Citing PatentFiling datePublication dateApplicantTitle
US7083433 *Jul 18, 2005Aug 1, 2006Ddk Ltd.Electrical connector
US7175489 *Oct 8, 2004Feb 13, 2007Sumitomo Wiring Systems, Ltd.Joint terminal, a joint connector and a production method therefor
US7766664 *Jan 8, 2009Aug 3, 2010Alltop Electronics (Su Zhou) Co., LtdPower connector and power connector assembly with contact protection mechanism
US7997936May 6, 2009Aug 16, 2011Alltop Electronics Co., Ltd (Su Zhou)Power connector
US8057266Oct 27, 2010Nov 15, 2011Tyco Electronics CorporationPower connector having a contact configured to transmit electrical power to separate components
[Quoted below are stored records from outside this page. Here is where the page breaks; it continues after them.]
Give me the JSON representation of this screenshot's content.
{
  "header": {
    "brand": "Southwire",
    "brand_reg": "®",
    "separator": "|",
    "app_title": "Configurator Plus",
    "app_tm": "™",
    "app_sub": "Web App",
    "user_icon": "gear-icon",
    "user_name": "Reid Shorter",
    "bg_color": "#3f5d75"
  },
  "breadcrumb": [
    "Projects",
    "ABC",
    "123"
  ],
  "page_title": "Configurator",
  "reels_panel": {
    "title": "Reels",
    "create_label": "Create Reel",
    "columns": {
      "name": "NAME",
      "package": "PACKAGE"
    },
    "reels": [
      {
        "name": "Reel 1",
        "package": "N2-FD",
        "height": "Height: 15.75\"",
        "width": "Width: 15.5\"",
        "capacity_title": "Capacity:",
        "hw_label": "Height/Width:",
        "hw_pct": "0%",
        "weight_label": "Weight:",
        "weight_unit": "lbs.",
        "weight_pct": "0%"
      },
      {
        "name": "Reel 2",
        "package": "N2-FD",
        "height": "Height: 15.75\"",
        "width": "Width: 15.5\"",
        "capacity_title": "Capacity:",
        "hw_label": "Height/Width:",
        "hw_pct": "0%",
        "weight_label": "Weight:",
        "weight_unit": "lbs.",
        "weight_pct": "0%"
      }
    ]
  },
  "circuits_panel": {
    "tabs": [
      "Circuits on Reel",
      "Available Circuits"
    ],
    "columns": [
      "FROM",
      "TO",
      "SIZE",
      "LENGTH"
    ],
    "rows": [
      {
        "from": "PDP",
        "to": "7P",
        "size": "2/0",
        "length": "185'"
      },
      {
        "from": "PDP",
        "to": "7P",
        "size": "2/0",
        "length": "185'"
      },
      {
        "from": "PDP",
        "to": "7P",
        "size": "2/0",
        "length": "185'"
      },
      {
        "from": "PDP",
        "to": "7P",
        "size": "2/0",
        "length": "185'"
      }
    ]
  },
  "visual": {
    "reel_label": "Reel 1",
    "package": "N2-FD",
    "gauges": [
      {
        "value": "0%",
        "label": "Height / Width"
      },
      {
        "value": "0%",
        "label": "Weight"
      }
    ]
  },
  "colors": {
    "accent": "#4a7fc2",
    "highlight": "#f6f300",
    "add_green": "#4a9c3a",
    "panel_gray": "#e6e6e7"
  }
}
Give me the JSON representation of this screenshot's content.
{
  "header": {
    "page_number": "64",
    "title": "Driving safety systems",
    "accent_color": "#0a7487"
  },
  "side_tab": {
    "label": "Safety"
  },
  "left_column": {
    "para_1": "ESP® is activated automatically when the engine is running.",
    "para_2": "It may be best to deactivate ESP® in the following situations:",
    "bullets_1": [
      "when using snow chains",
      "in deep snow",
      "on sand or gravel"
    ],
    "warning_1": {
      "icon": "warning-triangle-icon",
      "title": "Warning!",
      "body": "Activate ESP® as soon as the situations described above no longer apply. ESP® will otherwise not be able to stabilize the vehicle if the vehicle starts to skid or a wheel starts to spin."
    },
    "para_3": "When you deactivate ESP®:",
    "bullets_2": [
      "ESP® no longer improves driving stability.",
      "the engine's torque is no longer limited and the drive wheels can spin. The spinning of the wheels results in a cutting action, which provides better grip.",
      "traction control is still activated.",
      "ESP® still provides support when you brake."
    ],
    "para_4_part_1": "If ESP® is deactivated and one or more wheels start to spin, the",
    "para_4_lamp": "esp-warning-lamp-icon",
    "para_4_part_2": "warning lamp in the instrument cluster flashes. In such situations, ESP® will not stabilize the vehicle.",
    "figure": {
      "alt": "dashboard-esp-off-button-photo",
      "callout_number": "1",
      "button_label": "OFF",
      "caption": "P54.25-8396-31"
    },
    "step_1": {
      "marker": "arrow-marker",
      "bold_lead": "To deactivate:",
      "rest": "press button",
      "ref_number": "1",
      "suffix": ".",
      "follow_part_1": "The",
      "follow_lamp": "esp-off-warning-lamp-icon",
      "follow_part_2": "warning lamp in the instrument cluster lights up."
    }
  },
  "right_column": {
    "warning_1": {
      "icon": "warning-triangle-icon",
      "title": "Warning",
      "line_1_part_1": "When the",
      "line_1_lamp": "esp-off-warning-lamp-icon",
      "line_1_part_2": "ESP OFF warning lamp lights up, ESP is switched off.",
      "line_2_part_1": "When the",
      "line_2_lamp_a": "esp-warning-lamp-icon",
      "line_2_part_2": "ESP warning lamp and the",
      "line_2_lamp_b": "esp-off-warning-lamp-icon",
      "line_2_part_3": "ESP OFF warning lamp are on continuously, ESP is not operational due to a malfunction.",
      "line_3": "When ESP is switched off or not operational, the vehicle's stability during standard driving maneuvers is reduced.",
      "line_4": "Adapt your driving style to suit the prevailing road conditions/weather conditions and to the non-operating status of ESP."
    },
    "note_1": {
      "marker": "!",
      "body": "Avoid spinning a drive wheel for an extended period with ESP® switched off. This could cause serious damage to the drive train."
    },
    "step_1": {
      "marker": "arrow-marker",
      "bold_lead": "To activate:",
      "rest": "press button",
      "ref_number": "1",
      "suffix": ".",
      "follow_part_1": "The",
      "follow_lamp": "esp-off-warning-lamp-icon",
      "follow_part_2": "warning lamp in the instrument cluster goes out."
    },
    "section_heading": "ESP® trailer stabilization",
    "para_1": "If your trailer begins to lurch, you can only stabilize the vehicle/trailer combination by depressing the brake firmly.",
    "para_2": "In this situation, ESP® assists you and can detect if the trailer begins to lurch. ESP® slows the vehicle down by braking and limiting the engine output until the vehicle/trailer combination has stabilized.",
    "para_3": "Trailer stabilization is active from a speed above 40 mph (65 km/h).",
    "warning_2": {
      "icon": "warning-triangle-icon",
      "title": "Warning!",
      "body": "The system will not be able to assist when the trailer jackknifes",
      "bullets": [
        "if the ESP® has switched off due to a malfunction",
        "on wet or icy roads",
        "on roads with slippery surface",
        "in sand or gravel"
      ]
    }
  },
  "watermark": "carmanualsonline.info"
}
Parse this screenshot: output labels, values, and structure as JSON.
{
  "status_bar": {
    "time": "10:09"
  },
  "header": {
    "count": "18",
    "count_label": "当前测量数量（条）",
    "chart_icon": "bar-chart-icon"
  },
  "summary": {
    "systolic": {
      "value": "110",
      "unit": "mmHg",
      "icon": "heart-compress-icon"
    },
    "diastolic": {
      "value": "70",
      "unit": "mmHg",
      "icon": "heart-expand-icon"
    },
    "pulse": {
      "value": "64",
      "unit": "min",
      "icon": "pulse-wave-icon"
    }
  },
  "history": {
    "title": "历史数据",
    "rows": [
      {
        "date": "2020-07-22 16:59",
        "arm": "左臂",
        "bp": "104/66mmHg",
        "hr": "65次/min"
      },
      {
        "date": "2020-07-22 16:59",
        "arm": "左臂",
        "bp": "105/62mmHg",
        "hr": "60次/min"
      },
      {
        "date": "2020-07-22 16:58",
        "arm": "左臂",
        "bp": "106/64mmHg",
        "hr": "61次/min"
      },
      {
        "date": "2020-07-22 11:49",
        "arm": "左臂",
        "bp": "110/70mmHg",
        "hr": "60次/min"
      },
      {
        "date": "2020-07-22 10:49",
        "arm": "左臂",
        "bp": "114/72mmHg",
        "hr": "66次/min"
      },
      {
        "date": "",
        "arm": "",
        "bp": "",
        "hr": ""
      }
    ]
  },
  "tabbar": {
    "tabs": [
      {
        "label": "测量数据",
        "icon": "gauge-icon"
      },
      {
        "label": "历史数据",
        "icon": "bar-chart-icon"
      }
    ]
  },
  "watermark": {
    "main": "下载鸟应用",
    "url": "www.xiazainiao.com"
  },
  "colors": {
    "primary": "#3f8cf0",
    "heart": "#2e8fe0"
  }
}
US8328583Jul 11, 2011Dec 11, 2012Alltop Electronics (Suzhou) Ltd.Power connector
US8535067 *Dec 14, 2011Sep 17, 2013Alltop Electronics (Suzhou) Ltd.Power connector with improved spacer and improved housing for securing contacts thereof
US20130059470 *Aug 6, 2012Mar 7, 2013Hon Hai Precision Industry Co., Ltd.Electrical connector for transmitting electrical power
US20130095684 *Dec 14, 2011Apr 18, 2013Alltop Electronics (Suzhou) Co. Ltd.Electrical connector
Classifications
U.S. Classification439/733.1, 439/856
International ClassificationH01R12/70, H01R13/53
Cooperative ClassificationH01R12/7088, H01R13/53
European ClassificationH01R23/68C
Legal Events
DateCodeEventDescription
Apr 19, 2012FPAYFee payment
Year of fee payment: 8
Apr 28, 2008REMIMaintenance fee reminder mailed
Apr 21, 2008FPAYFee payment
Year of fee payment: 4
Jan 8, 2002ASAssignment
Owner name: TYCO ELECTRONICS CORPORATION, PENNSYLVANIA
Free format text: ASSIGNMENT OF ASSIGNORS INTEREST;ASSIGNORS:GARLAND, MICHAEL;RINGLER, DANIEL;SHIFFLER, JAMES;REEL/FRAME:012555/0291;SIGNING DATES FROM 20011217 TO 20020102
Owner name: TYCO ELECTRONICS CORPORATION 2901 FULLING MILL ROA
Free format text: ASSIGNMENT OF ASSIGNORS INTEREST;ASSIGNORS:GARLAND, MICHAEL /AR;REEL/FRAME:012555/0291;SIGNING DATES FROM 20011217 TO 20020102